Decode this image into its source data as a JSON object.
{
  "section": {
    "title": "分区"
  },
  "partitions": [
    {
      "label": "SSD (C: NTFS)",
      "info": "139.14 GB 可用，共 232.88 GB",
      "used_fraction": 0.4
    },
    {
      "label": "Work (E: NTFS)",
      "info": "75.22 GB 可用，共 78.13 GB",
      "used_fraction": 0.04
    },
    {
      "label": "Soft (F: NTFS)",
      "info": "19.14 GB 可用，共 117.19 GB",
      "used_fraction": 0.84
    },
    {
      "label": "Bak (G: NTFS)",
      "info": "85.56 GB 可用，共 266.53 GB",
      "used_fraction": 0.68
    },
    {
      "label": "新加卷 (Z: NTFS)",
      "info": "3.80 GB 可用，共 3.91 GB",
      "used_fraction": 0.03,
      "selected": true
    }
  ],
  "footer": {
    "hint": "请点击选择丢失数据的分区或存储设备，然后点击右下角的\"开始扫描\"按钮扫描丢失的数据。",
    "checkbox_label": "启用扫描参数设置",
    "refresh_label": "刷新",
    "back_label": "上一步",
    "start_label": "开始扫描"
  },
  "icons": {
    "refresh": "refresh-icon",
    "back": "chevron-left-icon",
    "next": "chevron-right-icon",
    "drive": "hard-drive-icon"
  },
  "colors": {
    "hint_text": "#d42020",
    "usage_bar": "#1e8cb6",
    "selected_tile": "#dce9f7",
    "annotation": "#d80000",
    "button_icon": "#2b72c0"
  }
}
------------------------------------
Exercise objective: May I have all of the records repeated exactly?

Written response:
Decode this image into its source data as a JSON object.
{
  "section": {
    "title": "分区"
  },
  "partitions": [
    {
      "label": "SSD (C: NTFS)",
      "info": "139.14 GB 可用，共 232.88 GB",
      "used_fraction": 0.4
    },
    {
      "label": "Work (E: NTFS)",
      "info": "75.22 GB 可用，共 78.13 GB",
      "used_fraction": 0.04
    },
    {
      "label": "Soft (F: NTFS)",
      "info": "19.14 GB 可用，共 117.19 GB",
      "used_fraction": 0.84
    },
    {
      "label": "Bak (G: NTFS)",
      "info": "85.56 GB 可用，共 266.53 GB",
      "used_fraction": 0.68
    },
    {
      "label": "新加卷 (Z: NTFS)",
      "info": "3.80 GB 可用，共 3.91 GB",
      "used_fraction": 0.03,
      "selected": true
    }
  ],
  "footer": {
    "hint": "请点击选择丢失数据的分区或存储设备，然后点击右下角的\"开始扫描\"按钮扫描丢失的数据。",
    "checkbox_label": "启用扫描参数设置",
    "refresh_label": "刷新",
    "back_label": "上一步",
    "start_label": "开始扫描"
  },
  "icons": {
    "refresh": "refresh-icon",
    "back": "chevron-left-icon",
    "next": "chevron-right-icon",
    "drive": "hard-drive-icon"
  },
  "colors": {
    "hint_text": "#d42020",
    "usage_bar": "#1e8cb6",
    "selected_tile": "#dce9f7",
    "annotation": "#d80000",
    "button_icon": "#2b72c0"
  }
}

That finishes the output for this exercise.